Task goal: Establish how many lines in the records below include the word "circle"; respond with that number only.
──────── Supplied data
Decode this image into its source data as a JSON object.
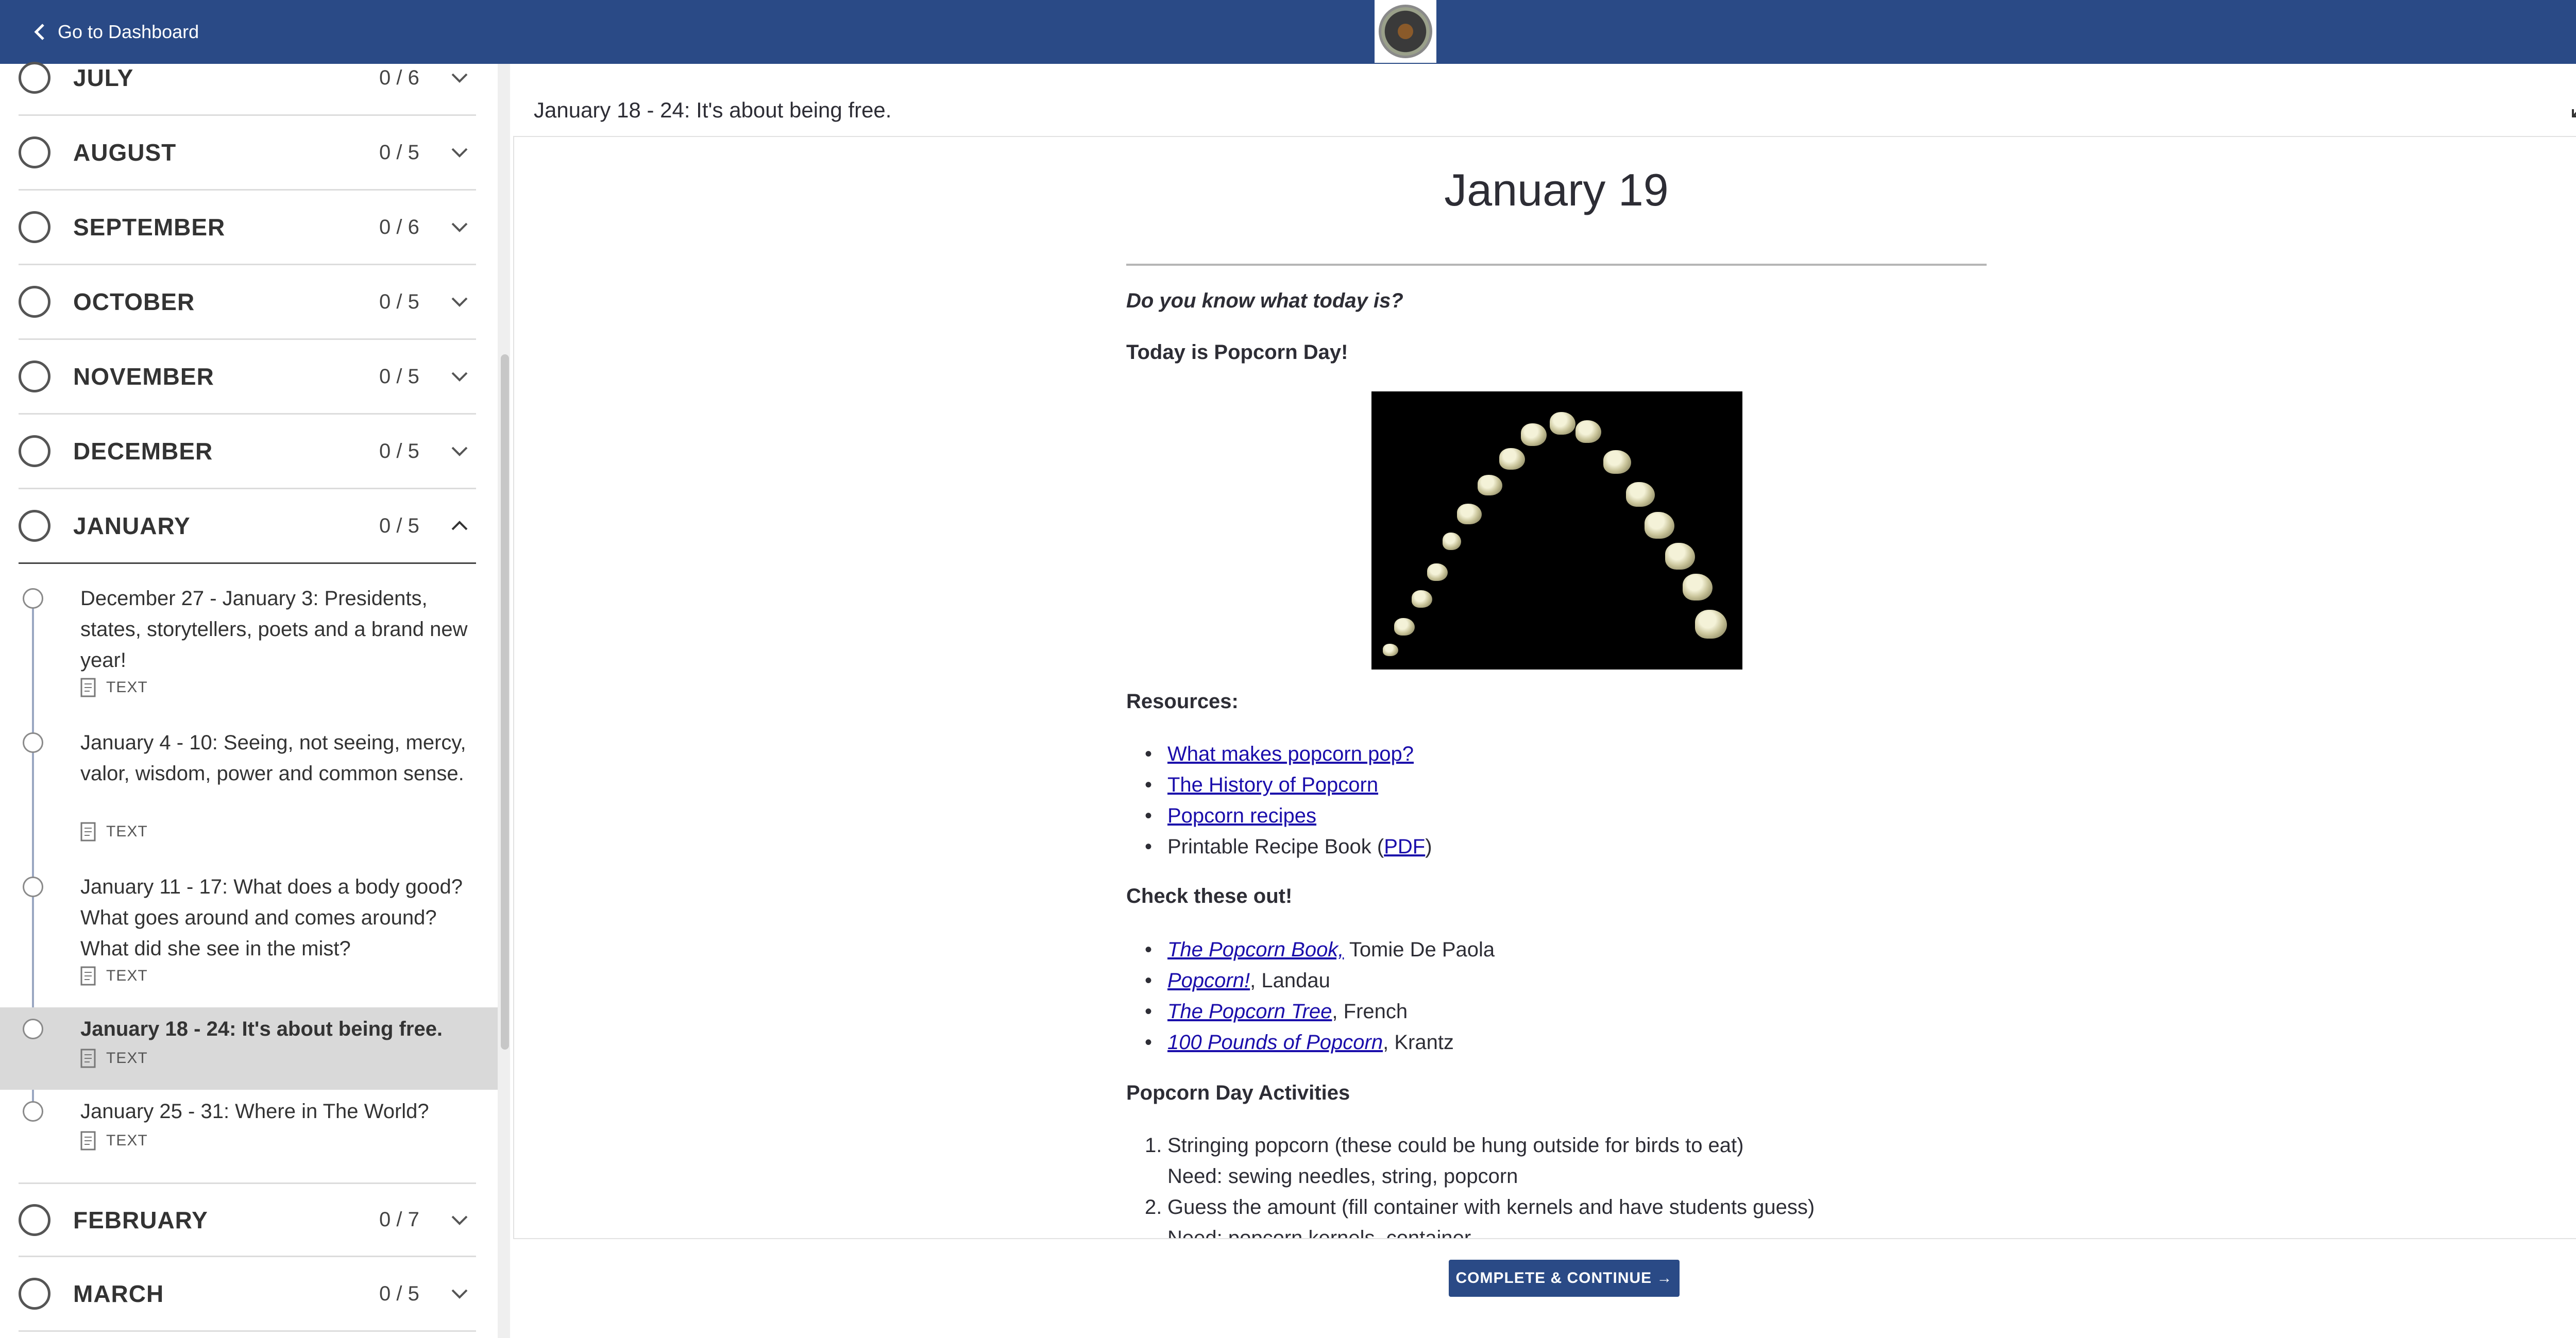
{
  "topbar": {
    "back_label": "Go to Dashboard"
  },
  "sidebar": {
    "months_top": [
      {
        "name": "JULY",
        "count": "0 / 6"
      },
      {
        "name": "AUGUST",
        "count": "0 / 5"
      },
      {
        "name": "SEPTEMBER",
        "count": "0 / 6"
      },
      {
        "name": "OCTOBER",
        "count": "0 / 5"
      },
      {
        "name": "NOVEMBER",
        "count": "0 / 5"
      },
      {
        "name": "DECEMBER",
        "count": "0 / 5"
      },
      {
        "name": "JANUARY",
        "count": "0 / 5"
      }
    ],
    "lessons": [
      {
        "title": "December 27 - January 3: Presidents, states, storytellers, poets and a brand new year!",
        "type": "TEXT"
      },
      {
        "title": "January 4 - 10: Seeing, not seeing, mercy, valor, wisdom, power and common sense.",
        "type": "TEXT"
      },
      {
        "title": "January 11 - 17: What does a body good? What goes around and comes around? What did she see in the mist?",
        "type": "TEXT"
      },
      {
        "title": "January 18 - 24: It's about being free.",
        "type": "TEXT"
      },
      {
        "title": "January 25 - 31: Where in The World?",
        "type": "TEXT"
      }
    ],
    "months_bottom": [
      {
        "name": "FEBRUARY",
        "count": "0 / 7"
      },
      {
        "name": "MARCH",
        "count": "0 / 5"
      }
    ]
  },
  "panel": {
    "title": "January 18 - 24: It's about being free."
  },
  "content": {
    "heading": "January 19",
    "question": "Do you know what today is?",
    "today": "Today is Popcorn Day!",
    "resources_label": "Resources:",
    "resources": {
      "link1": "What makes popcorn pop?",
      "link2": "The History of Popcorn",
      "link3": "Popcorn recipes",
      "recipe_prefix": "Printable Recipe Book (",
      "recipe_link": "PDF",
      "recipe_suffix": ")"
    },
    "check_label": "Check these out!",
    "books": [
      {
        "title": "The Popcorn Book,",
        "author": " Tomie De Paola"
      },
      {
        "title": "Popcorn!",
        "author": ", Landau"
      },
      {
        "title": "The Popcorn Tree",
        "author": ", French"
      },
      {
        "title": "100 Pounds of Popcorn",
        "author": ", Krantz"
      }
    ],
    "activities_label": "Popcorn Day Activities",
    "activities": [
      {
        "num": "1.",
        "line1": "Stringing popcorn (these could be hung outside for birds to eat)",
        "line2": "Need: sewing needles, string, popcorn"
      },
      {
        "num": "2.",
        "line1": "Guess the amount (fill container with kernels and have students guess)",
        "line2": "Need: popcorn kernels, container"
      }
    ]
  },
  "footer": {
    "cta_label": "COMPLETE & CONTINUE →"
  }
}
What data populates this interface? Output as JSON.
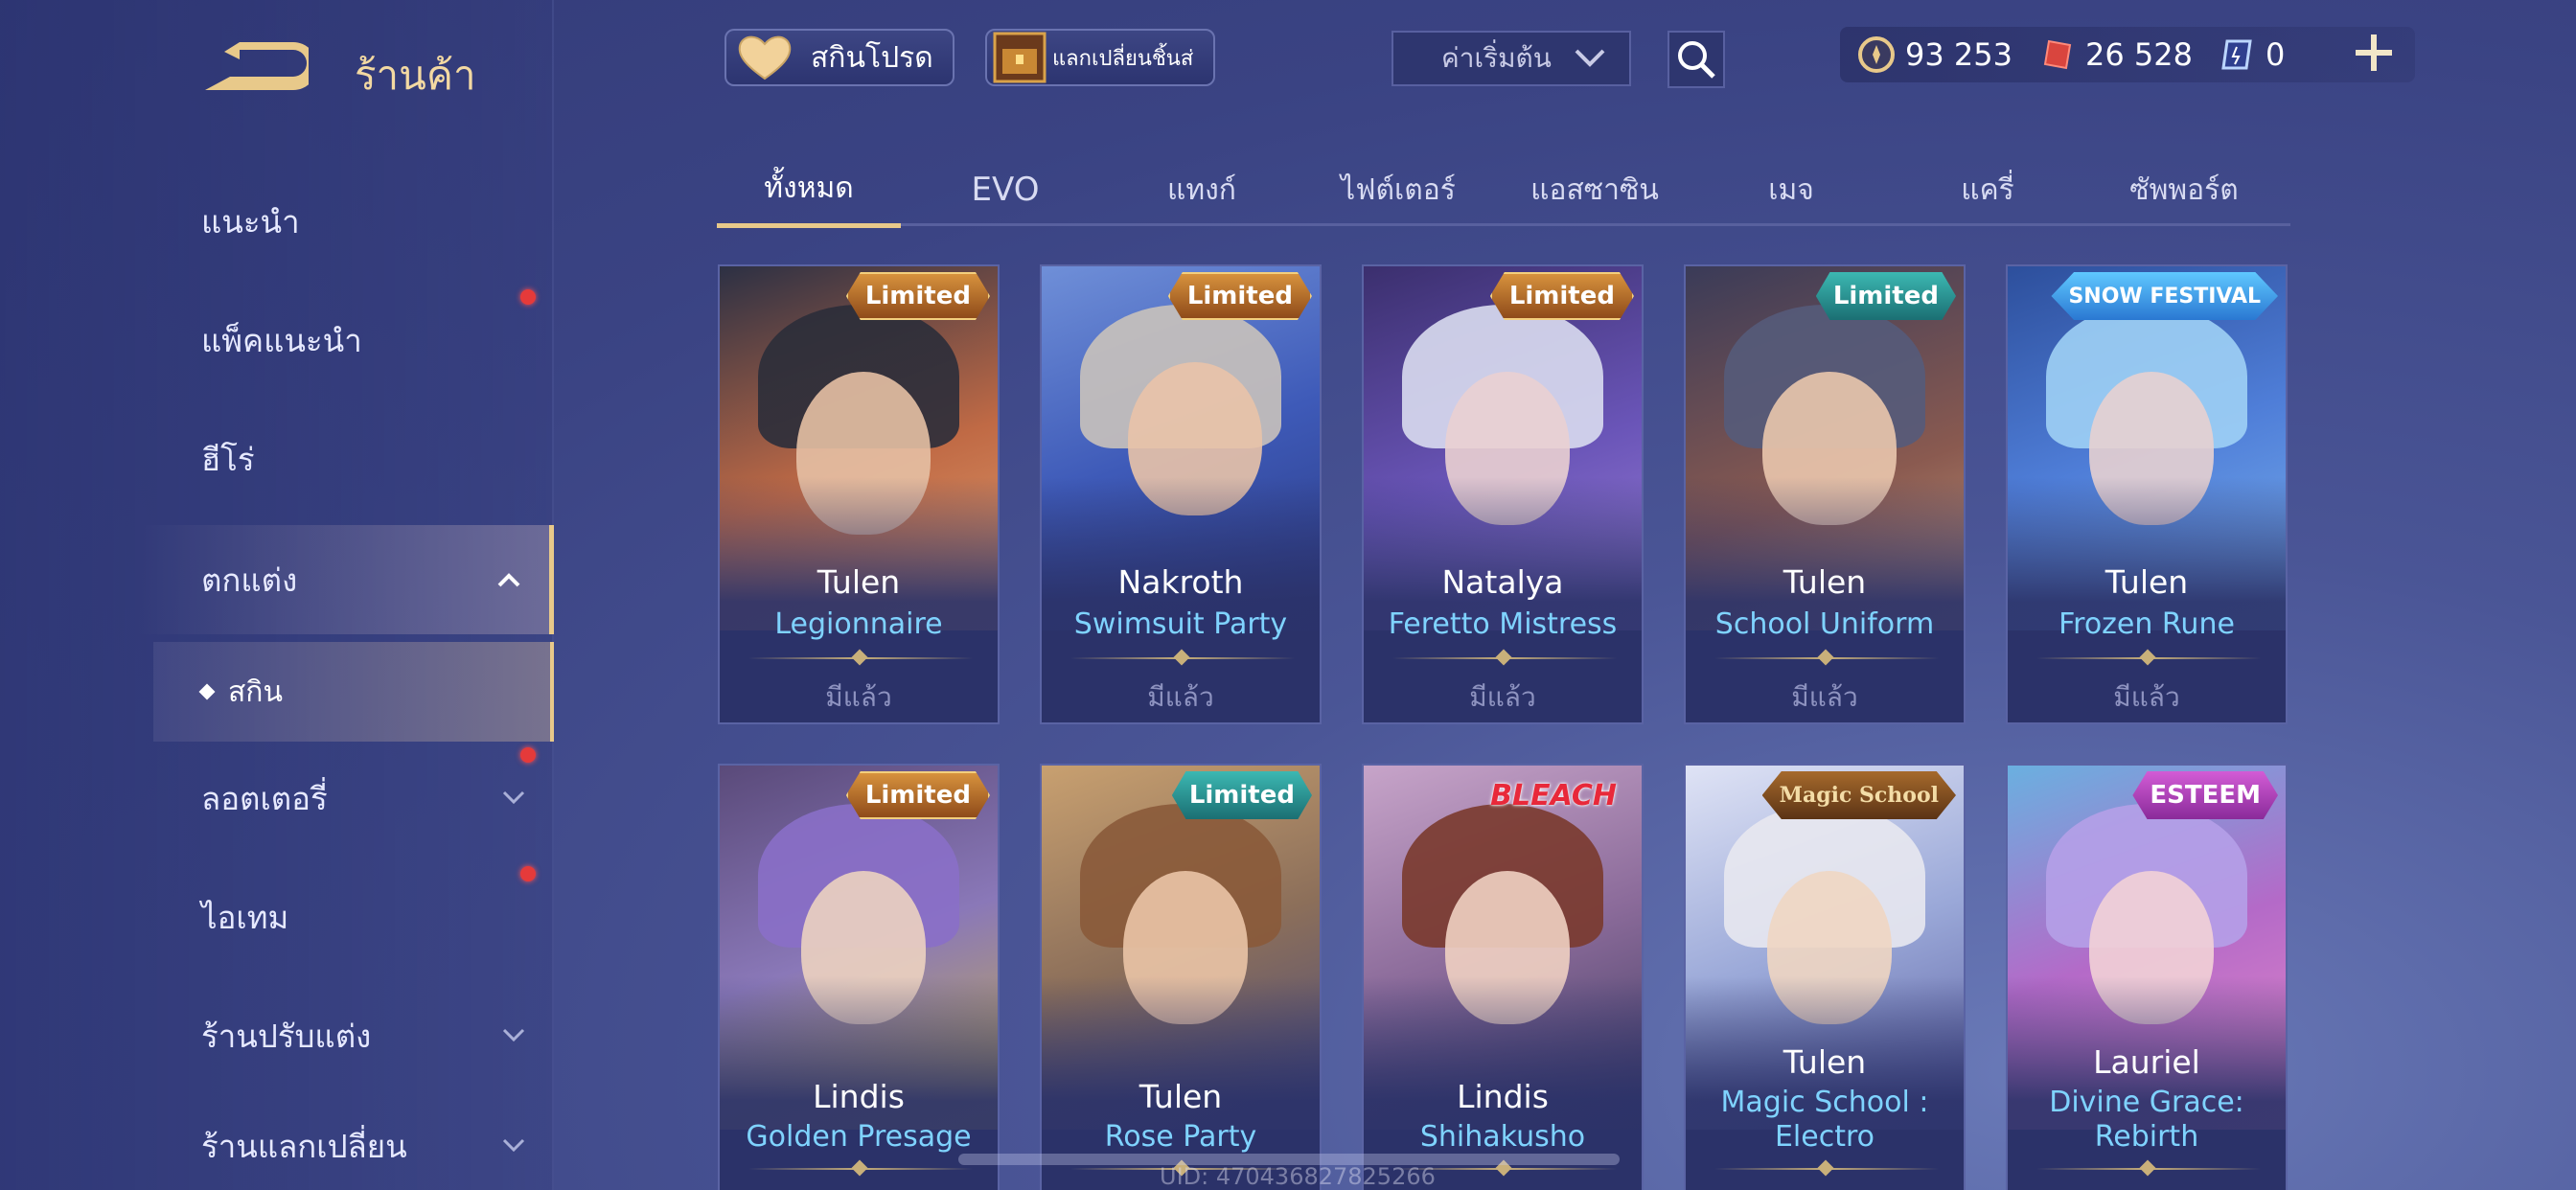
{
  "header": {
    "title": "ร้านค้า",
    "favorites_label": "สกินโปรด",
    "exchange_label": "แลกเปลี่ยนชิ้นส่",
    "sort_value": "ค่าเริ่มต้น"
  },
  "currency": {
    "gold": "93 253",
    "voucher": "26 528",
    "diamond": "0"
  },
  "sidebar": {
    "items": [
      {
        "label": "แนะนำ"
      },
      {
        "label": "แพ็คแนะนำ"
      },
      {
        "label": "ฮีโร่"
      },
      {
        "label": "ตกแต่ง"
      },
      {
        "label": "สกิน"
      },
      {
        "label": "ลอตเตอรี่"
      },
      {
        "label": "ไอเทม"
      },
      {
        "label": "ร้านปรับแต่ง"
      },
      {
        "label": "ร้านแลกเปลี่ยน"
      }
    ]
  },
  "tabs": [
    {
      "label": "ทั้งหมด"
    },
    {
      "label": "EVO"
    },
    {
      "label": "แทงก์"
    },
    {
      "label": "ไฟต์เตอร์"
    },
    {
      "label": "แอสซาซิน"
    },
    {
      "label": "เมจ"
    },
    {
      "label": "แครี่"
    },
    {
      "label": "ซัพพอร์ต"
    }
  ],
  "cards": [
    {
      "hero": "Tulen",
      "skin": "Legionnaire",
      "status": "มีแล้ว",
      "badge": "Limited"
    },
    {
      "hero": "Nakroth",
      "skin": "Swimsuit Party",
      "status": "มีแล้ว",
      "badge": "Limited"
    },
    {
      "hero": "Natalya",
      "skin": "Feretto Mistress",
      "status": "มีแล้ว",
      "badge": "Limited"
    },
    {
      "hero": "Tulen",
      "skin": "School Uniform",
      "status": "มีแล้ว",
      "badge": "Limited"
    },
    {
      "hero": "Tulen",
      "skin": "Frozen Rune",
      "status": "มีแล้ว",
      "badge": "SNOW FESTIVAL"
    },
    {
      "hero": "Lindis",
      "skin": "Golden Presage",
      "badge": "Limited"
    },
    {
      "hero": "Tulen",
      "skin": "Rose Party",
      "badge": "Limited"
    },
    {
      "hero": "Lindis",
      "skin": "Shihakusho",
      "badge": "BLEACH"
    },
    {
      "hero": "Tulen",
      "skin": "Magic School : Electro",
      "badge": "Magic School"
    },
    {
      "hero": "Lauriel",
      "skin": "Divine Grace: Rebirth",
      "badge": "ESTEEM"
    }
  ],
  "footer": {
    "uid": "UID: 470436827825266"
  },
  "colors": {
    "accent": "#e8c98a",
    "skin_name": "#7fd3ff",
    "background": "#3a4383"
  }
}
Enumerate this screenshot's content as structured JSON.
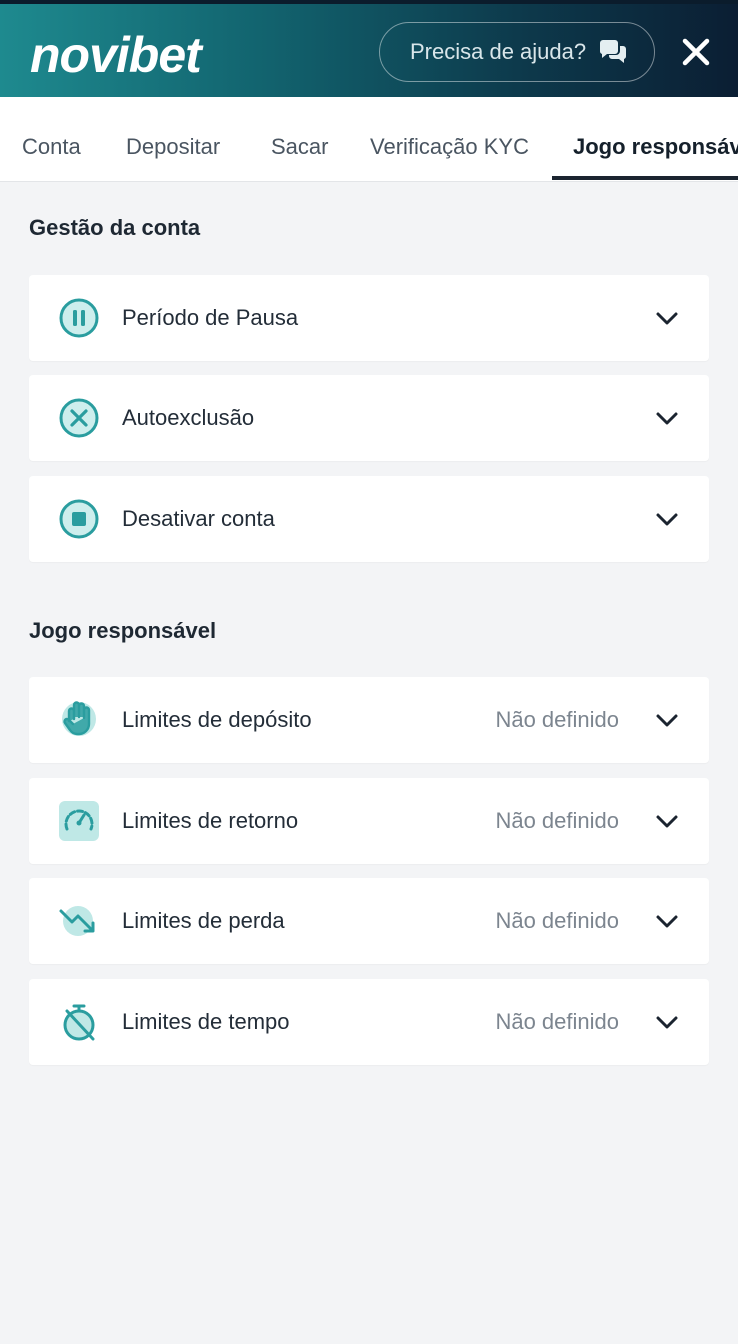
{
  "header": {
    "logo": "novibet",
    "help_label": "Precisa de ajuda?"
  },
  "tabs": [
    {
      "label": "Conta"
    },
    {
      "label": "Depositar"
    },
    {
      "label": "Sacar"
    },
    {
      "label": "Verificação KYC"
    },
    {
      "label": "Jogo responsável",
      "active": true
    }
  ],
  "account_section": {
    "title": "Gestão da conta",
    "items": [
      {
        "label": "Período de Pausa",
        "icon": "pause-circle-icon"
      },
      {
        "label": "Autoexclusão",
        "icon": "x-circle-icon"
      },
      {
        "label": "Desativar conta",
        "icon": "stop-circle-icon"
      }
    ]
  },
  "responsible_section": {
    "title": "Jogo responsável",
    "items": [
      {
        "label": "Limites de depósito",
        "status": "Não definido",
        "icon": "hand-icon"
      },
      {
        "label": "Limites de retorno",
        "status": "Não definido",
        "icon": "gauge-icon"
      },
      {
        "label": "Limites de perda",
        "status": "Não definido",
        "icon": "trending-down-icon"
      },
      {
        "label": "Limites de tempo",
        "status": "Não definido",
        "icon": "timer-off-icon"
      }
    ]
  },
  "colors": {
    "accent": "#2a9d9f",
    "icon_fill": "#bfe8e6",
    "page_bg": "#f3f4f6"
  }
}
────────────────
Written solution: 3